##### EXCERPTED RECORDS

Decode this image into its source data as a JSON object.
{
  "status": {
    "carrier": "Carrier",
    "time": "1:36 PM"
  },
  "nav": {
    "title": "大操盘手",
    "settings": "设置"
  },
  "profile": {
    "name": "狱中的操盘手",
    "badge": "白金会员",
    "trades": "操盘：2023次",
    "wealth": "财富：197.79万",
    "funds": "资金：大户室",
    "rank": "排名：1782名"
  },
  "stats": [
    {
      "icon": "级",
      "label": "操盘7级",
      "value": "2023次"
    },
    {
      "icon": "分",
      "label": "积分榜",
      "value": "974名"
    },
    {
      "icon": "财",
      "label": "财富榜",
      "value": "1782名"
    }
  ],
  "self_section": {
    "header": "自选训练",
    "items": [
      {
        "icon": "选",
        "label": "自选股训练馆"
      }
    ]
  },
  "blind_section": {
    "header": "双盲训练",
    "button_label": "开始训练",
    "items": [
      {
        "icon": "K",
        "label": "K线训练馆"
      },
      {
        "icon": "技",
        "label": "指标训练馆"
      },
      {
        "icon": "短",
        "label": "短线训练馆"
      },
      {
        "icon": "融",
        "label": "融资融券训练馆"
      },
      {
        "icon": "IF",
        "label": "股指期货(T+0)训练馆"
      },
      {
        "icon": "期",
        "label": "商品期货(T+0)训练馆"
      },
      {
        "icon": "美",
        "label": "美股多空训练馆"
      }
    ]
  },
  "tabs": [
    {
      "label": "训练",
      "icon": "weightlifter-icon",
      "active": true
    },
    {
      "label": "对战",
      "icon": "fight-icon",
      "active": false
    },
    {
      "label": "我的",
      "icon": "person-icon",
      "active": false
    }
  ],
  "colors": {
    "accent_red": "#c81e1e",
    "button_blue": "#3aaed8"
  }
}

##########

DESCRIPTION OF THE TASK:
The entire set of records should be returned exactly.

SOLUTION FOR THIS PROBLEM:
Decode this image into its source data as a JSON object.
{
  "status": {
    "carrier": "Carrier",
    "time": "1:36 PM"
  },
  "nav": {
    "title": "大操盘手",
    "settings": "设置"
  },
  "profile": {
    "name": "狱中的操盘手",
    "badge": "白金会员",
    "trades": "操盘：2023次",
    "wealth": "财富：197.79万",
    "funds": "资金：大户室",
    "rank": "排名：1782名"
  },
  "stats": [
    {
      "icon": "级",
      "label": "操盘7级",
      "value": "2023次"
    },
    {
      "icon": "分",
      "label": "积分榜",
      "value": "974名"
    },
    {
      "icon": "财",
      "label": "财富榜",
      "value": "1782名"
    }
  ],
  "self_section": {
    "header": "自选训练",
    "items": [
      {
        "icon": "选",
        "label": "自选股训练馆"
      }
    ]
  },
  "blind_section": {
    "header": "双盲训练",
    "button_label": "开始训练",
    "items": [
      {
        "icon": "K",
        "label": "K线训练馆"
      },
      {
        "icon": "技",
        "label": "指标训练馆"
      },
      {
        "icon": "短",
        "label": "短线训练馆"
      },
      {
        "icon": "融",
        "label": "融资融券训练馆"
      },
      {
        "icon": "IF",
        "label": "股指期货(T+0)训练馆"
      },
      {
        "icon": "期",
        "label": "商品期货(T+0)训练馆"
      },
      {
        "icon": "美",
        "label": "美股多空训练馆"
      }
    ]
  },
  "tabs": [
    {
      "label": "训练",
      "icon": "weightlifter-icon",
      "active": true
    },
    {
      "label": "对战",
      "icon": "fight-icon",
      "active": false
    },
    {
      "label": "我的",
      "icon": "person-icon",
      "active": false
    }
  ],
  "colors": {
    "accent_red": "#c81e1e",
    "button_blue": "#3aaed8"
  }
}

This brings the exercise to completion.